The on-going turbulence in the Middle East has only had two direct effects on SESAME. First, sanctions have up to now made it impossible for Iran to pay its capital and operational contributions, which are very much needed. Second, discussions of Egypt joining other Members in making voluntary contributions were interrupted several times by changes in the government.

Conclusions

Senior scientists and administrators from the SESAME region are working together to govern SESAME through the Council, with input from scientists from around the world through its Advisory Committees. Young and senior scientists from the region are collaborating in preparing the scientific programme (at Users’ Meetings and Workshops). And the extensive training programme (Fellowships, Visits to operating light-sources, Schools) is already building scientific and technical capacity in the region.

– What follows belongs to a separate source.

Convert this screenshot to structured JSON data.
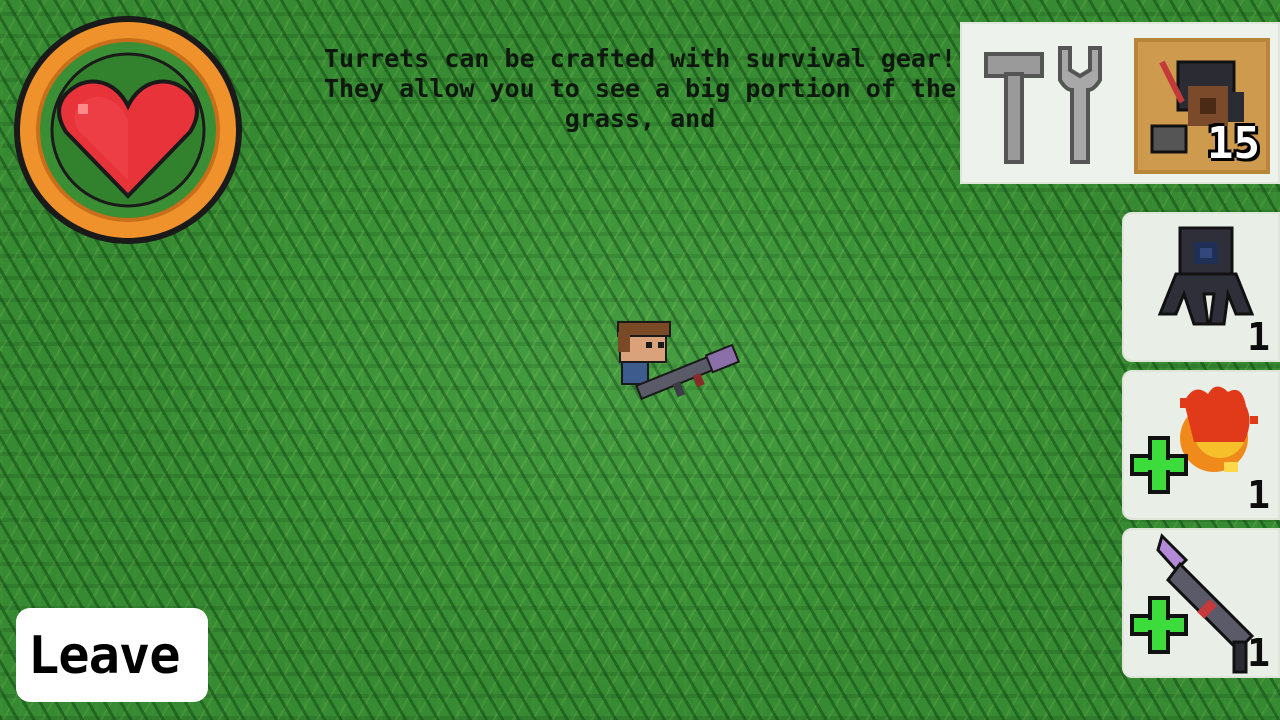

There are still huge challenges, but I am confident that thanks to the enthusiasm of all those involved they will be met. There are light-sources with higher energy and greater brightness, but SESAME’s performance should be good enough to attract leading scientists from across the region. The scientists who work together at SESAME will quickly develop professional respect, which in turn will lead to greater mutual tolerance and understanding for their diverse views on non-technical issues. In the words of an endorsement of SESAME issued by 45 Nobel laureates, SESAME is expected to become “a beacon, demonstrating how shared scientific initiatives can help light the way towards peace”.

Professor Chris Llewellyn-Smith is President of the SESAME Council and Director of Energy Research, Oxford University and formerly Director General of CERN.

Disclaimer - The articles and opinion pieces found in this issue of the APS Forum on International Physics Newsletter are not peer refereed and represent solely the views of the authors and not necessarily the views of the APS.